    Sebastian Hill
    (237) 692-8733
    Cost Estimator

    Dynamic and detail-oriented Cost Estimator with a proven track record of accurately forecasting project costs and optimizing budgets across various industries. Skilled in leveraging advanced estimation techniques and fostering collaborative relationships with cross-functional teams to ensure project success. Adept at analyzing complex data, identifying potential risks, and implementing cost-saving strategies to maximize profitability.

    Work Experience
    Senior Cost Estimator
    06/2019 - Present
    Bechtel Corporation
    • Spearheaded cost estimation for multi-million dollar construction projects, consistently delivering accurate estimates within 2% of actual costs.
    • Developed and implemented a standardized cost estimation methodology, resulting in a 15% reduction in estimation time and improved consistency across the department.
    • Collaborated with cross-functional teams to identify and mitigate potential cost risks, resulting in an average cost savings of $500,000 per project.
    • Mentored and trained a team of 5 junior cost estimators, fostering a culture of continuous learning and professional development.
    • Presented cost estimation findings and recommendations to senior management, securing buy-in for critical project decisions.
    Cost Estimator
    02/2016 - 05/2019
    • Prepared detailed cost estimates for infrastructure projects, including highways, bridges, and water treatment plants.
    • Conducted thorough market research to ensure the accuracy of material, labor, and equipment costs.
    • Collaborated with design teams to optimize project scope and identify cost-saving opportunities, resulting in an average savings of 10% per project.
    • Developed and maintained a comprehensive cost database, improving the efficiency and accuracy of future estimates.
    • Assisted in the preparation of bid packages and participated in client meetings to present cost estimates and address queries.
    Junior Cost Estimator
    08/2014 - 01/2016
    Kiewit Corporation
    • Assisted senior cost estimators in preparing cost estimates for commercial and residential construction projects.
    • Conducted quantity takeoffs and maintained accurate records of project scope and cost changes.
    • Collaborated with subcontractors to obtain accurate pricing for specialized trade work.
    • Participated in regular project meetings to ensure cost estimates aligned with project goals and timelines.
    • Continuously updated cost databases and stayed current with industry trends and best practices.
  • Cost Estimation
  • Budgeting
  • Financial Analysis
  • Risk Management
  • Project Management
  • Quantity Surveying
  • Contract Negotiation
  • Value Engineering
  • Cost Control

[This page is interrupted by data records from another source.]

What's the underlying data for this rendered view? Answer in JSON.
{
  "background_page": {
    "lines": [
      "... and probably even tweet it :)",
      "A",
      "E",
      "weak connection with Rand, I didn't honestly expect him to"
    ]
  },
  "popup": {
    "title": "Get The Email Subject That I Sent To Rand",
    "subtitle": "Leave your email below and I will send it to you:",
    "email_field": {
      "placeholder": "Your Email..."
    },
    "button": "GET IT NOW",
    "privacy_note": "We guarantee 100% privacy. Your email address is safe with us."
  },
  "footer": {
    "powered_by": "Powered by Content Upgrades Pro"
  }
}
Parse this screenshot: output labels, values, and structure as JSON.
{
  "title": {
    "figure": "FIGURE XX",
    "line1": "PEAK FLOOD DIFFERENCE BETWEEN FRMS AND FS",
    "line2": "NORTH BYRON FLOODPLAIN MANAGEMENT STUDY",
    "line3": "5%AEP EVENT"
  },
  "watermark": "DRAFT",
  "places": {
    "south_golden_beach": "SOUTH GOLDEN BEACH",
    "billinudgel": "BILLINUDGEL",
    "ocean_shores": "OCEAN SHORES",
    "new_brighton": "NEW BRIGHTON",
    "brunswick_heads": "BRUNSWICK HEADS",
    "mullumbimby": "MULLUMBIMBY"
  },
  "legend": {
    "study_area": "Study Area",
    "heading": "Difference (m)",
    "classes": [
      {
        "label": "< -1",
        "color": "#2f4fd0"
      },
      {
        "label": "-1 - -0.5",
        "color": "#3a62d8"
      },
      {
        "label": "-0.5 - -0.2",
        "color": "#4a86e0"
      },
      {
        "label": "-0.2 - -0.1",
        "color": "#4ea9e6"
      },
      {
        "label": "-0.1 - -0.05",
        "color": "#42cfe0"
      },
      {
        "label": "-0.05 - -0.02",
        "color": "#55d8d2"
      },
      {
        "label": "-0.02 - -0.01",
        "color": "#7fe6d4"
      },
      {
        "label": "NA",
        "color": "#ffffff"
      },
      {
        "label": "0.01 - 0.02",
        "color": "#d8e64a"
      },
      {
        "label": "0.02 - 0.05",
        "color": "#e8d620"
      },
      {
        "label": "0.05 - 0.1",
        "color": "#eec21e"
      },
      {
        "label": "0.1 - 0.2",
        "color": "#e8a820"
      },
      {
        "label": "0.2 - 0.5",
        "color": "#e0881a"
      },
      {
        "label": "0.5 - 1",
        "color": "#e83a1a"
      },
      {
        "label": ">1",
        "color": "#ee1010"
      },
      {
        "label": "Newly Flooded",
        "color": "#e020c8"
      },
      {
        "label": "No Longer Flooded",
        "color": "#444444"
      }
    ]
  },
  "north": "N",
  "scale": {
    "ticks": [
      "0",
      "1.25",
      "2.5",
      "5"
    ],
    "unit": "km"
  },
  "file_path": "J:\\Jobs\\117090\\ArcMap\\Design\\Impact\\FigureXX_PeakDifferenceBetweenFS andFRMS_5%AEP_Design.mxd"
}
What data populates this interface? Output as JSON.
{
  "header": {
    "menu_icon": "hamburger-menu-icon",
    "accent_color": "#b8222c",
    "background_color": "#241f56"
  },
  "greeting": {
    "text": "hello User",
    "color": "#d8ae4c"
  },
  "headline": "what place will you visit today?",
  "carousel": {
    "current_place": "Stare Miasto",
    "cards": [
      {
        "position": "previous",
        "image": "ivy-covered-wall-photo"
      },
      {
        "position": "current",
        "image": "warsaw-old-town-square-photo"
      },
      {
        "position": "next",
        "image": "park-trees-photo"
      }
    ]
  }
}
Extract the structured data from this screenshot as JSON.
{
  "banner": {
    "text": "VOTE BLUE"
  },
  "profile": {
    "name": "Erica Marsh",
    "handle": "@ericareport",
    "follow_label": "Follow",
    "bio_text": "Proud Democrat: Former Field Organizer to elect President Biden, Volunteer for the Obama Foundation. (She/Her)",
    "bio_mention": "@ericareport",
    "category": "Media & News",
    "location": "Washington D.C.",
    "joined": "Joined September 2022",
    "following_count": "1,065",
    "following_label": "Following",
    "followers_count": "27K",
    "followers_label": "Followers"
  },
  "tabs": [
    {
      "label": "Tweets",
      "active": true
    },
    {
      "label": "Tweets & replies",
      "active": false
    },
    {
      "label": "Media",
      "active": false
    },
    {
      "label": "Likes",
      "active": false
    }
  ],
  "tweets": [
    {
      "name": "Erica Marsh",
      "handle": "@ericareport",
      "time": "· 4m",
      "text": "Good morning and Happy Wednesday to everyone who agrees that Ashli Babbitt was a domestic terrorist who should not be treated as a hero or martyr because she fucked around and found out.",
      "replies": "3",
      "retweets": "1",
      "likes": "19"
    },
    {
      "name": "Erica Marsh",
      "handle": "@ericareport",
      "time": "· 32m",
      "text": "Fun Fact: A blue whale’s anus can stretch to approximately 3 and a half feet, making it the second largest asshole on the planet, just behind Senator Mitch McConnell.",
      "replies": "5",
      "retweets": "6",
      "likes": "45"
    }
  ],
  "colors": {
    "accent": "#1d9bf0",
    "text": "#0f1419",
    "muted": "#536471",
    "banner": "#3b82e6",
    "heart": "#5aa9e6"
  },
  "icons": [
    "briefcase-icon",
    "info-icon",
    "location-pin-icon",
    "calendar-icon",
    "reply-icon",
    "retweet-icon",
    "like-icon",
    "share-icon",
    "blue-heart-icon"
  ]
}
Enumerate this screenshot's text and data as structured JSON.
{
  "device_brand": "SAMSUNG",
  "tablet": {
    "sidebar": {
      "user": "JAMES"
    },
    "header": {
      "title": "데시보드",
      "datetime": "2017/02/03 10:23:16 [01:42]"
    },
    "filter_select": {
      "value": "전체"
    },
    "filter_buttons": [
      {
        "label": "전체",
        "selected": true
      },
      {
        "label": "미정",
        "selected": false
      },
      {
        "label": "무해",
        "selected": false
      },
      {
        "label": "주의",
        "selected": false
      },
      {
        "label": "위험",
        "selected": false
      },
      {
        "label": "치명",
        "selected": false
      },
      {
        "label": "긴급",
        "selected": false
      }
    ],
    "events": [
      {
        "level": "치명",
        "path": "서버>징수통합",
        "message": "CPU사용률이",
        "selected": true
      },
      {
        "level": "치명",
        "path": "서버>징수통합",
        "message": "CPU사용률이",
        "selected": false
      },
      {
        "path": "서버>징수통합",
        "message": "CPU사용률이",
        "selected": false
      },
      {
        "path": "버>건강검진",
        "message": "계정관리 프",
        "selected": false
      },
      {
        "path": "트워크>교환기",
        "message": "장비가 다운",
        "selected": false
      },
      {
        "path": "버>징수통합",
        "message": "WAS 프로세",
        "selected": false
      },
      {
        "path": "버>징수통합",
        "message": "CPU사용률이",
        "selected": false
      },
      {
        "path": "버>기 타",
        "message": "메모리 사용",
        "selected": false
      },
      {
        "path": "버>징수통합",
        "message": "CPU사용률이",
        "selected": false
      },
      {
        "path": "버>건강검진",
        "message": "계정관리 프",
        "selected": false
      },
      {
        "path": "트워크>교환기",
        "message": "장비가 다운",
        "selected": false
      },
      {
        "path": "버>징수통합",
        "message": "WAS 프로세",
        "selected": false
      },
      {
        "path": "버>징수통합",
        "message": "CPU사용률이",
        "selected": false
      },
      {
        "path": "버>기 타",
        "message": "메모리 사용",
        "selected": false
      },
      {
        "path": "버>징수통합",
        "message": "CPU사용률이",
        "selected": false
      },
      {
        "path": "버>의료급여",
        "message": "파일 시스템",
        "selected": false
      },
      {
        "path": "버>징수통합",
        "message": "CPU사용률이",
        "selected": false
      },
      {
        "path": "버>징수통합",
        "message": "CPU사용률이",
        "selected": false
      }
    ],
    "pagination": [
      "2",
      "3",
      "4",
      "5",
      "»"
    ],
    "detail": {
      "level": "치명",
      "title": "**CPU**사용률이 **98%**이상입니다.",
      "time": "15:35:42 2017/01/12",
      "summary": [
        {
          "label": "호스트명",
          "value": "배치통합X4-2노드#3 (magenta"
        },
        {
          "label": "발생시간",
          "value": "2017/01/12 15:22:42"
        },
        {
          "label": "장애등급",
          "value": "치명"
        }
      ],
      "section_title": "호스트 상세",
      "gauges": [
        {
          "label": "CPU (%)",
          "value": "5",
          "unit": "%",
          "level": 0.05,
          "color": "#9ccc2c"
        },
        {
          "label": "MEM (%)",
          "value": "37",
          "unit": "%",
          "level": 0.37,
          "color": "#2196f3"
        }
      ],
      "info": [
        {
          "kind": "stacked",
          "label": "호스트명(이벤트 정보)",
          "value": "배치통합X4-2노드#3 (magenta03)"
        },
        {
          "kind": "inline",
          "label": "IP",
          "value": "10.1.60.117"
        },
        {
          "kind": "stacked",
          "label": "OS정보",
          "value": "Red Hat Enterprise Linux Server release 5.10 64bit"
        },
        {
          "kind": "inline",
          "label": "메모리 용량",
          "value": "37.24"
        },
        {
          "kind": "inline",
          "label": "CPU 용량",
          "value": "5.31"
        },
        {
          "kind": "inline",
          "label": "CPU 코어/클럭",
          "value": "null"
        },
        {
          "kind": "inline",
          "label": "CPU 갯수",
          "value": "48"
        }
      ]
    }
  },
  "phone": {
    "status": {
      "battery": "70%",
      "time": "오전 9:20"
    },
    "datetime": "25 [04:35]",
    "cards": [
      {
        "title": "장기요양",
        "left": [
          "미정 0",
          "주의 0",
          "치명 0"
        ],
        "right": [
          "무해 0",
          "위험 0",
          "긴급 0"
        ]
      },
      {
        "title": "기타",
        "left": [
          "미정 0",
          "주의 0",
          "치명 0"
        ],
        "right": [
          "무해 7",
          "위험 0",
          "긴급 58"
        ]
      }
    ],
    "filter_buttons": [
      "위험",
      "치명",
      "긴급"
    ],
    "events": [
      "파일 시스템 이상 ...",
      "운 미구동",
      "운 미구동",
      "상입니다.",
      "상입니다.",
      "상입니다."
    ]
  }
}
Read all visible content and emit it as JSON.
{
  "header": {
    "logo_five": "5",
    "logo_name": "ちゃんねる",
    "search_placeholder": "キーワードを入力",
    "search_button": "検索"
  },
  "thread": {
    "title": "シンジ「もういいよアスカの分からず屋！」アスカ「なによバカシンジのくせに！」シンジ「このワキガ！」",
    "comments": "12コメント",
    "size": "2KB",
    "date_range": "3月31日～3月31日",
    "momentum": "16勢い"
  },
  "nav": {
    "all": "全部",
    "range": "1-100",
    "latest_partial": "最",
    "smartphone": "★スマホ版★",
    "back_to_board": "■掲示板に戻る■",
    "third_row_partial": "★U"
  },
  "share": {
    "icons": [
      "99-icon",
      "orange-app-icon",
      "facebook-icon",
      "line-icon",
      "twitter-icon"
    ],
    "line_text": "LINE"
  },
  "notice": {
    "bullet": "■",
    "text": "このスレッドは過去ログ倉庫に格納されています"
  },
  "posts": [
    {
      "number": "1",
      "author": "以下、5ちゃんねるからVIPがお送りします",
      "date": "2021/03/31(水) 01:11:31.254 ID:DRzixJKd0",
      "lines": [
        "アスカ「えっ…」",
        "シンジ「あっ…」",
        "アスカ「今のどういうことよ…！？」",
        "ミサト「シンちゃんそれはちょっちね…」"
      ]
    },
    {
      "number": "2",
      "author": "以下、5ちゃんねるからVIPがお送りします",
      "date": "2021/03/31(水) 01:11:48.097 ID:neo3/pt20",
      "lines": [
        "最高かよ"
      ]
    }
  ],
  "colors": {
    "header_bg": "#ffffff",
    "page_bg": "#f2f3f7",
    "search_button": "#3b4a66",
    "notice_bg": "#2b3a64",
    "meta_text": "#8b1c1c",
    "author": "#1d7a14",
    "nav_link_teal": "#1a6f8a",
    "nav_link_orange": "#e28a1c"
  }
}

  • Data Analysis
  • Primavera P6
  • Microsoft Project
  • AutoCAD
  • Excel
  • Communication
  • Education
    Bachelor of Science in Construction Management
    09/2010 - 06/2014
    University of Washington, Seattle, WA